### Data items
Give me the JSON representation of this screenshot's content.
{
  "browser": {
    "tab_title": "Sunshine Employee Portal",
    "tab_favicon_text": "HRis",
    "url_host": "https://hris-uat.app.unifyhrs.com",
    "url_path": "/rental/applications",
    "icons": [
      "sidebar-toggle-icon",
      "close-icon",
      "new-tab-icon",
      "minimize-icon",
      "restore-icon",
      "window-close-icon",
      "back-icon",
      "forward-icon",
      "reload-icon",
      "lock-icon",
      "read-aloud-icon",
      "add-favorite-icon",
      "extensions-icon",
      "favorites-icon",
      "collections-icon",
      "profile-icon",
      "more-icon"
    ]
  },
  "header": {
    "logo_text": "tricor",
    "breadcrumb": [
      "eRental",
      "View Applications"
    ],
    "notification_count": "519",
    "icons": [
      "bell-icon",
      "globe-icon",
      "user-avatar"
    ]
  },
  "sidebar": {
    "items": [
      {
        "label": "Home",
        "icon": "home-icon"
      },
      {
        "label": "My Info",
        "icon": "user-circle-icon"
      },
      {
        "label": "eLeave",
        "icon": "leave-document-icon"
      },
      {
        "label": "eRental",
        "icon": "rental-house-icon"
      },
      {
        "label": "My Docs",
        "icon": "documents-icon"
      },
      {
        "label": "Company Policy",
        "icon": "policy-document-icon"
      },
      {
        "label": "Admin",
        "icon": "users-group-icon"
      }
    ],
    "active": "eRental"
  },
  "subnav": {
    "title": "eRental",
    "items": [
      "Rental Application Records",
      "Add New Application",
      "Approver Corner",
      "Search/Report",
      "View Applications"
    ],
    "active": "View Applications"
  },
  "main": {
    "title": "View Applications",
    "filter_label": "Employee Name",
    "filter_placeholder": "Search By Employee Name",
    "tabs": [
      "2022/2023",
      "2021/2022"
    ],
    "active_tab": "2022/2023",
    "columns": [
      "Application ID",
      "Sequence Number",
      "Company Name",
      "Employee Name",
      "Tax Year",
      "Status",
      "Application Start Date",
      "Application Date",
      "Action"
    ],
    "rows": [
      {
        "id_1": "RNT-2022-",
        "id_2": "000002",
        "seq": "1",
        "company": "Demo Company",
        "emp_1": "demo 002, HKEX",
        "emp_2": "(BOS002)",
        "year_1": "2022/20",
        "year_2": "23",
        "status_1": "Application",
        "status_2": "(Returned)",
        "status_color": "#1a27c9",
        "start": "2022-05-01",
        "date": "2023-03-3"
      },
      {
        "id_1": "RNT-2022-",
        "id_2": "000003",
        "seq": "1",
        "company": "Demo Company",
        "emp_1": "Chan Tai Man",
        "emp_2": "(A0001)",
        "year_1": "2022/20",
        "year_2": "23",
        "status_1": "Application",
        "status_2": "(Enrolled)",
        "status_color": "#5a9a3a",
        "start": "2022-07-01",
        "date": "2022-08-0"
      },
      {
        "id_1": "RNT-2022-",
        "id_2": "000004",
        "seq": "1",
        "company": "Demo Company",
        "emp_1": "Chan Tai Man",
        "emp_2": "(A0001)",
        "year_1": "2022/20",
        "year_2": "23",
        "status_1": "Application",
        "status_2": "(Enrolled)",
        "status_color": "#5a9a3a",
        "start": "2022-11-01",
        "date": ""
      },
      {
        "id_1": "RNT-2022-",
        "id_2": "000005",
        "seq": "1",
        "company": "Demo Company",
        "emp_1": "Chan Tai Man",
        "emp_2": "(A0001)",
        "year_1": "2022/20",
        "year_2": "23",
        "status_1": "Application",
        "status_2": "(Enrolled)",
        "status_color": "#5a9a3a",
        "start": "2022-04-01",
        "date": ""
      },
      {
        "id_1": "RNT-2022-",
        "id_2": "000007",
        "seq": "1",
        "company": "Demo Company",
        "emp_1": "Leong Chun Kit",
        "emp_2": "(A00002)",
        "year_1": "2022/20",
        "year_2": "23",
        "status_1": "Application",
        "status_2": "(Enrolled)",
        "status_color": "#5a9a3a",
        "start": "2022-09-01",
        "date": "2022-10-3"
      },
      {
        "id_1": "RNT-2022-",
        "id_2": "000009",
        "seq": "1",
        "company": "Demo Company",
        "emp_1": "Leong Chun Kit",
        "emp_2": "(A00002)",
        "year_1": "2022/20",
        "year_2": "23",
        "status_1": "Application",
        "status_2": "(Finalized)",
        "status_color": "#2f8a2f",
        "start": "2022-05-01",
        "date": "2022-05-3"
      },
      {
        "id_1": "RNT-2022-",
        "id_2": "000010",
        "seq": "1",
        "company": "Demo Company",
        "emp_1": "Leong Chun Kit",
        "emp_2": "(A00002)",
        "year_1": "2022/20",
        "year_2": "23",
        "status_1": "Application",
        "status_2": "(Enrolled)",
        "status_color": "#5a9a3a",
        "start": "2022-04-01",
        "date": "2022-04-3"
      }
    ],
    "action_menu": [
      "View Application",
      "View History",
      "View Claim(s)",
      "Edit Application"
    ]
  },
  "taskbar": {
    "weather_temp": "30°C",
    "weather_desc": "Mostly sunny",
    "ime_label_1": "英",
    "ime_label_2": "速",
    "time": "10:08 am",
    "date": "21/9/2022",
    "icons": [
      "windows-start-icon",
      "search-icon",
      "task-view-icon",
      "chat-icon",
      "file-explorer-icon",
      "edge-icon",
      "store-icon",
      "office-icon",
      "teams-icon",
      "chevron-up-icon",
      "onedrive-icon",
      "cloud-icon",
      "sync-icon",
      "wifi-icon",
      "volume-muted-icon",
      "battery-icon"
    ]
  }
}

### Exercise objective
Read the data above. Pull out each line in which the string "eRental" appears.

### Response for this exercise
      "eRental",
        "label": "eRental",
    "active": "eRental"
    "title": "eRental",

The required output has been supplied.